Dataset records:
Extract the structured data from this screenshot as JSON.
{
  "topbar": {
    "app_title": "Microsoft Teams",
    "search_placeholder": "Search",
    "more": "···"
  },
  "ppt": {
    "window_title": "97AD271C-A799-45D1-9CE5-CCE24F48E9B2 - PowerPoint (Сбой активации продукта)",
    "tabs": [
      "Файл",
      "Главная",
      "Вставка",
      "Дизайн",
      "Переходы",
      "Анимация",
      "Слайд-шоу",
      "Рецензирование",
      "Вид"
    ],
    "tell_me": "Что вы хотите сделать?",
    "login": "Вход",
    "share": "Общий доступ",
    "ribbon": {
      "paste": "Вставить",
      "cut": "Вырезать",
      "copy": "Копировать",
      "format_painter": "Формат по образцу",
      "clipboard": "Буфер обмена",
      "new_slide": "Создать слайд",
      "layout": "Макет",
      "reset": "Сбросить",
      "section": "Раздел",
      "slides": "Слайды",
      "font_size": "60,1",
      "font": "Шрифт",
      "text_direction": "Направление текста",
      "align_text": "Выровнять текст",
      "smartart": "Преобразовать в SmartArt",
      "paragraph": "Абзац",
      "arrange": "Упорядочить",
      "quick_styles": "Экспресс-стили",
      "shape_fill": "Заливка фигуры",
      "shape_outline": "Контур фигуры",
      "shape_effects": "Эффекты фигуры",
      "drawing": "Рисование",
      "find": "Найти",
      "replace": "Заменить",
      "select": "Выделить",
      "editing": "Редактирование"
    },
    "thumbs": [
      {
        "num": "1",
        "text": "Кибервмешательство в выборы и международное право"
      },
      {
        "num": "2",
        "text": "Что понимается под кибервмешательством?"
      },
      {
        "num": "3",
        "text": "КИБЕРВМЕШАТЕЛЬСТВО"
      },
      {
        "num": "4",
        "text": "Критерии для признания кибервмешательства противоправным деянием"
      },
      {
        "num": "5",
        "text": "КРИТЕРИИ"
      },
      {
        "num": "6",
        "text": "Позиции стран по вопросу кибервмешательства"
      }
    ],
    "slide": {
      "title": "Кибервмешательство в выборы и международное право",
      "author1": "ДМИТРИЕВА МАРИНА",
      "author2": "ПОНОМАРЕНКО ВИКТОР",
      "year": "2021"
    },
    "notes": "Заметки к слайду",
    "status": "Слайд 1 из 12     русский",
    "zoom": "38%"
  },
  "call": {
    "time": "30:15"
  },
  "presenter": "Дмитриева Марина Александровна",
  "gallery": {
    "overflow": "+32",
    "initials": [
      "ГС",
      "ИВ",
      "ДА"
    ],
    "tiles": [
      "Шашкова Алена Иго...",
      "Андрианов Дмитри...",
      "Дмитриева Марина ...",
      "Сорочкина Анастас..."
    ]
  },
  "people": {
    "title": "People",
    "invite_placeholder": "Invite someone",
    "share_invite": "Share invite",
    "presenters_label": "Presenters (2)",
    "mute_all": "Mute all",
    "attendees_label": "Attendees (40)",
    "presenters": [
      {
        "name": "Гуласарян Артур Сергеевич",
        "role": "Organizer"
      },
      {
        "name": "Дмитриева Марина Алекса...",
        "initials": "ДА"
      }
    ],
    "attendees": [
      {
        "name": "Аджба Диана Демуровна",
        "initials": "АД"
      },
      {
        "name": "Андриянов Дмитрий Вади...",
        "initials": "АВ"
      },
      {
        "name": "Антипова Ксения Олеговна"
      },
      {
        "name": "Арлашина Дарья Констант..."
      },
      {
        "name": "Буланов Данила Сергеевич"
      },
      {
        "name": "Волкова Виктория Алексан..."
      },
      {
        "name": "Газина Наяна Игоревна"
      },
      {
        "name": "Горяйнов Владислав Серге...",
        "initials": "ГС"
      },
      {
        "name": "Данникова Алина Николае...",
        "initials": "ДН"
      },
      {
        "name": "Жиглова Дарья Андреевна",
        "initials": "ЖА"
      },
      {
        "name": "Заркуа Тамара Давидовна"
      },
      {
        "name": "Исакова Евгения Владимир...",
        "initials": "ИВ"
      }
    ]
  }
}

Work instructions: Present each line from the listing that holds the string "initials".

Task result:
    "initials": [
        "initials": "ДА"
        "initials": "АД"
        "initials": "АВ"
        "initials": "ГС"
        "initials": "ДН"
        "initials": "ЖА"
        "initials": "ИВ"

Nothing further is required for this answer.